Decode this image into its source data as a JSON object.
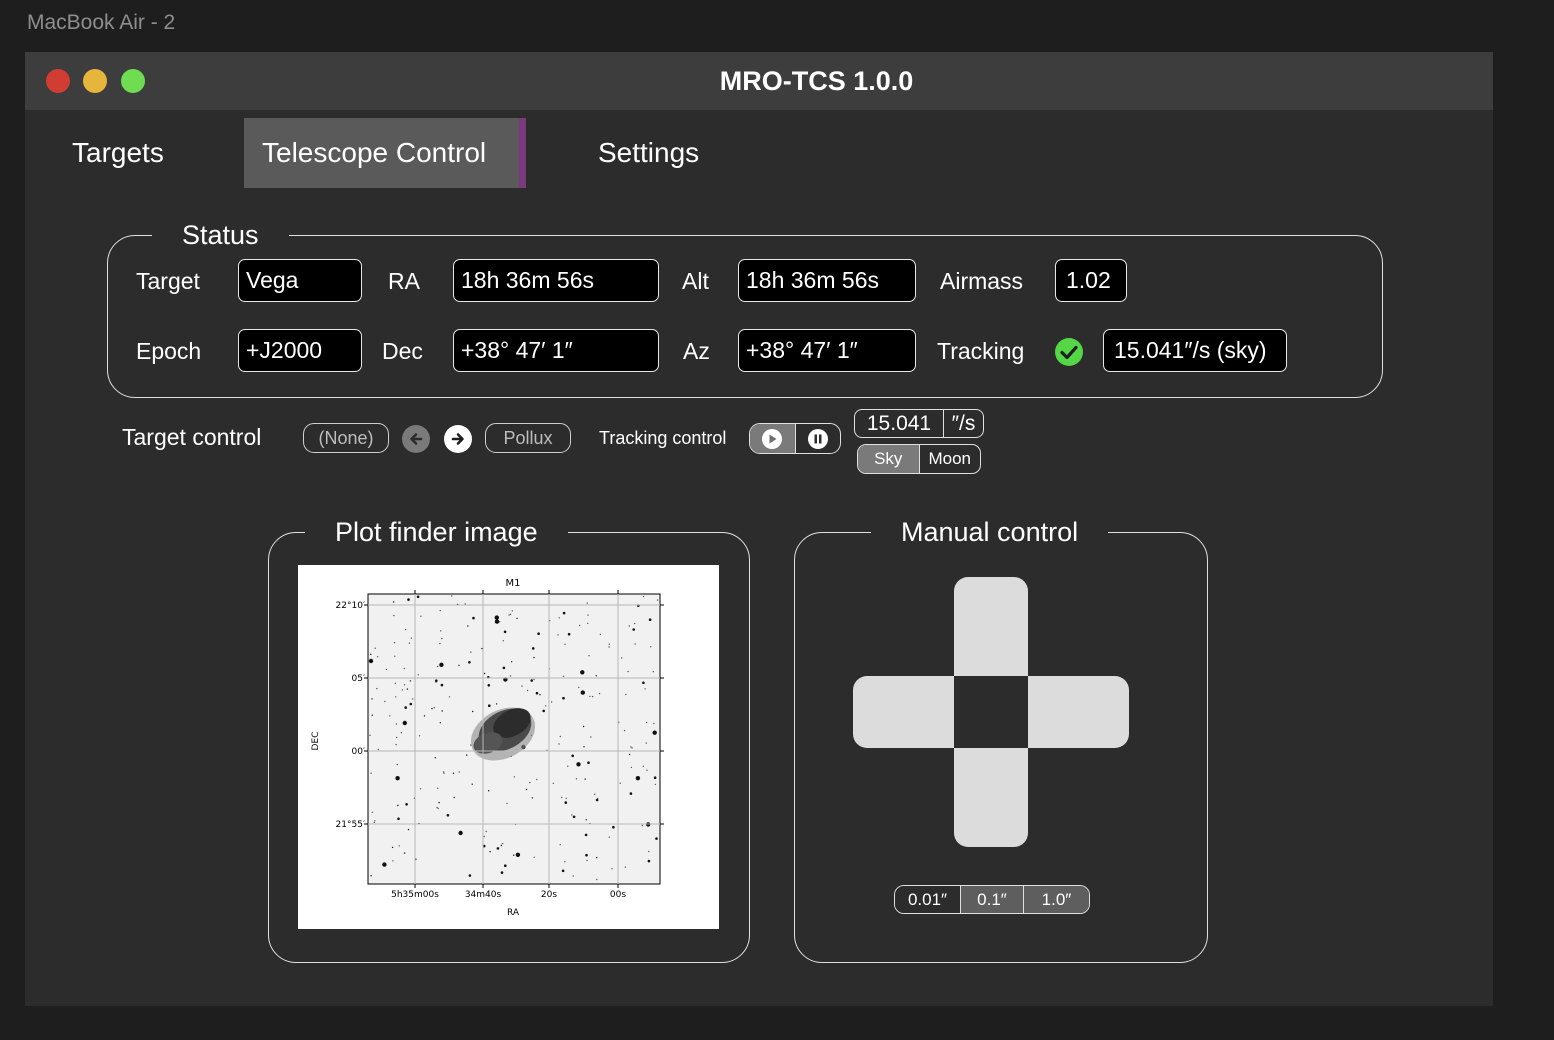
{
  "frame_label": "MacBook Air - 2",
  "window": {
    "title": "MRO-TCS 1.0.0"
  },
  "tabs": [
    {
      "label": "Targets"
    },
    {
      "label": "Telescope Control",
      "active": true
    },
    {
      "label": "Settings"
    }
  ],
  "status": {
    "title": "Status",
    "target_label": "Target",
    "target_value": "Vega",
    "epoch_label": "Epoch",
    "epoch_value": "+J2000",
    "ra_label": "RA",
    "ra_value": "18h 36m 56s",
    "dec_label": "Dec",
    "dec_value": "+38° 47′ 1″",
    "alt_label": "Alt",
    "alt_value": "18h 36m 56s",
    "az_label": "Az",
    "az_value": "+38° 47′ 1″",
    "airmass_label": "Airmass",
    "airmass_value": "1.02",
    "tracking_label": "Tracking",
    "tracking_icon": "check-circle-icon",
    "tracking_ok_color": "#53d744",
    "tracking_rate": "15.041″/s (sky)"
  },
  "target_control": {
    "label": "Target control",
    "prev_target": "(None)",
    "next_target": "Pollux"
  },
  "tracking_control": {
    "label": "Tracking control",
    "rate_value": "15.041",
    "rate_unit": "″/s",
    "sky_label": "Sky",
    "moon_label": "Moon",
    "selected_mode": "Sky"
  },
  "finder": {
    "title": "Plot finder image",
    "plot_title": "M1",
    "xlabel": "RA",
    "ylabel": "DEC",
    "x_ticks": [
      "5h35m00s",
      "34m40s",
      "20s",
      "00s"
    ],
    "y_ticks": [
      "22°10′",
      "05′",
      "00′",
      "21°55′"
    ]
  },
  "manual_control": {
    "title": "Manual control",
    "steps": [
      "0.01″",
      "0.1″",
      "1.0″"
    ],
    "selected_step": "0.01″"
  },
  "colors": {
    "accent_tab": "#7b3a7d",
    "window_bg": "#2c2c2c",
    "titlebar_bg": "#3d3d3d"
  }
}
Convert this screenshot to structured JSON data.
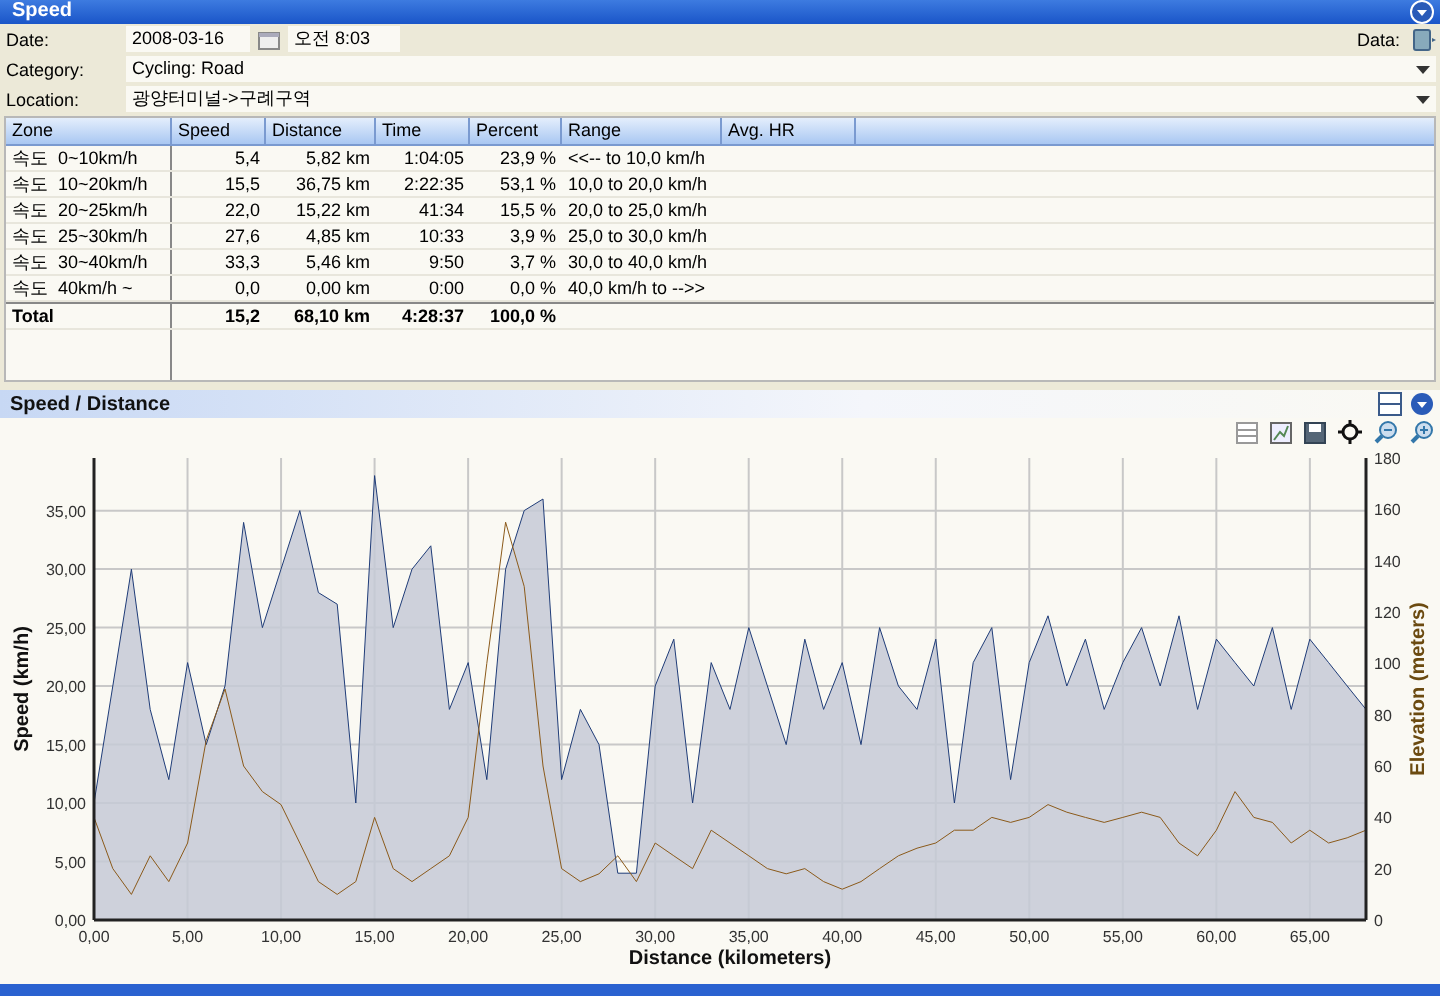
{
  "window": {
    "title": "Speed"
  },
  "form": {
    "date_label": "Date:",
    "date": "2008-03-16",
    "time": "오전 8:03",
    "data_label": "Data:",
    "category_label": "Category:",
    "category": "Cycling: Road",
    "location_label": "Location:",
    "location": "광양터미널->구례구역"
  },
  "table": {
    "columns": [
      "Zone",
      "Speed",
      "Distance",
      "Time",
      "Percent",
      "Range",
      "Avg. HR"
    ],
    "rows": [
      [
        "속도  0~10km/h",
        "5,4",
        "5,82 km",
        "1:04:05",
        "23,9 %",
        "<<-- to 10,0 km/h"
      ],
      [
        "속도  10~20km/h",
        "15,5",
        "36,75 km",
        "2:22:35",
        "53,1 %",
        "10,0 to 20,0 km/h"
      ],
      [
        "속도  20~25km/h",
        "22,0",
        "15,22 km",
        "41:34",
        "15,5 %",
        "20,0 to 25,0 km/h"
      ],
      [
        "속도  25~30km/h",
        "27,6",
        "4,85 km",
        "10:33",
        "3,9 %",
        "25,0 to 30,0 km/h"
      ],
      [
        "속도  30~40km/h",
        "33,3",
        "5,46 km",
        "9:50",
        "3,7 %",
        "30,0 to 40,0 km/h"
      ],
      [
        "속도  40km/h ~",
        "0,0",
        "0,00 km",
        "0:00",
        "0,0 %",
        "40,0 km/h to -->>"
      ]
    ],
    "total": [
      "Total",
      "15,2",
      "68,10 km",
      "4:28:37",
      "100,0 %"
    ]
  },
  "chart_panel": {
    "title": "Speed / Distance",
    "chart_data": {
      "type": "area",
      "xlabel": "Distance (kilometers)",
      "ylabel": "Speed (km/h)",
      "y2label": "Elevation (meters)",
      "x": [
        0,
        1,
        2,
        3,
        4,
        5,
        6,
        7,
        8,
        9,
        10,
        11,
        12,
        13,
        14,
        15,
        16,
        17,
        18,
        19,
        20,
        21,
        22,
        23,
        24,
        25,
        26,
        27,
        28,
        29,
        30,
        31,
        32,
        33,
        34,
        35,
        36,
        37,
        38,
        39,
        40,
        41,
        42,
        43,
        44,
        45,
        46,
        47,
        48,
        49,
        50,
        51,
        52,
        53,
        54,
        55,
        56,
        57,
        58,
        59,
        60,
        61,
        62,
        63,
        64,
        65,
        66,
        67,
        68
      ],
      "grid": true,
      "xlim": [
        0,
        68
      ],
      "ylim": [
        0,
        39.5
      ],
      "y2lim": [
        0,
        180
      ],
      "xticks": [
        {
          "value": 0,
          "label": "0,00"
        },
        {
          "value": 5,
          "label": "5,00"
        },
        {
          "value": 10,
          "label": "10,00"
        },
        {
          "value": 15,
          "label": "15,00"
        },
        {
          "value": 20,
          "label": "20,00"
        },
        {
          "value": 25,
          "label": "25,00"
        },
        {
          "value": 30,
          "label": "30,00"
        },
        {
          "value": 35,
          "label": "35,00"
        },
        {
          "value": 40,
          "label": "40,00"
        },
        {
          "value": 45,
          "label": "45,00"
        },
        {
          "value": 50,
          "label": "50,00"
        },
        {
          "value": 55,
          "label": "55,00"
        },
        {
          "value": 60,
          "label": "60,00"
        },
        {
          "value": 65,
          "label": "65,00"
        }
      ],
      "yticks": [
        {
          "value": 0,
          "label": "0,00"
        },
        {
          "value": 5,
          "label": "5,00"
        },
        {
          "value": 10,
          "label": "10,00"
        },
        {
          "value": 15,
          "label": "15,00"
        },
        {
          "value": 20,
          "label": "20,00"
        },
        {
          "value": 25,
          "label": "25,00"
        },
        {
          "value": 30,
          "label": "30,00"
        },
        {
          "value": 35,
          "label": "35,00"
        }
      ],
      "y2ticks": [
        0,
        20,
        40,
        60,
        80,
        100,
        120,
        140,
        160,
        180
      ],
      "series": [
        {
          "color": "#1f3c78",
          "values": [
            10,
            20,
            30,
            18,
            12,
            22,
            15,
            20,
            34,
            25,
            30,
            35,
            28,
            27,
            10,
            38,
            25,
            30,
            32,
            18,
            22,
            12,
            30,
            35,
            36,
            12,
            18,
            15,
            4,
            4,
            20,
            24,
            10,
            22,
            18,
            25,
            20,
            15,
            24,
            18,
            22,
            15,
            25,
            20,
            18,
            24,
            10,
            22,
            25,
            12,
            22,
            26,
            20,
            24,
            18,
            22,
            25,
            20,
            26,
            18,
            24,
            22,
            20,
            25,
            18,
            24,
            22,
            20,
            18
          ]
        },
        {
          "color": "#8b5a1a",
          "axis": "y2",
          "type": "line",
          "values": [
            40,
            20,
            10,
            25,
            15,
            30,
            70,
            90,
            60,
            50,
            45,
            30,
            15,
            10,
            15,
            40,
            20,
            15,
            20,
            25,
            40,
            100,
            155,
            130,
            60,
            20,
            15,
            18,
            25,
            15,
            30,
            25,
            20,
            35,
            30,
            25,
            20,
            18,
            20,
            15,
            12,
            15,
            20,
            25,
            28,
            30,
            35,
            35,
            40,
            38,
            40,
            45,
            42,
            40,
            38,
            40,
            42,
            40,
            30,
            25,
            35,
            50,
            40,
            38,
            30,
            35,
            30,
            32,
            35
          ]
        }
      ]
    }
  }
}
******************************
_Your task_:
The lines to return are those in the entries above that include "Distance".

_Solution for this problem_:
      "Distance",
    "title": "Speed / Distance",
      "xlabel": "Distance (kilometers)",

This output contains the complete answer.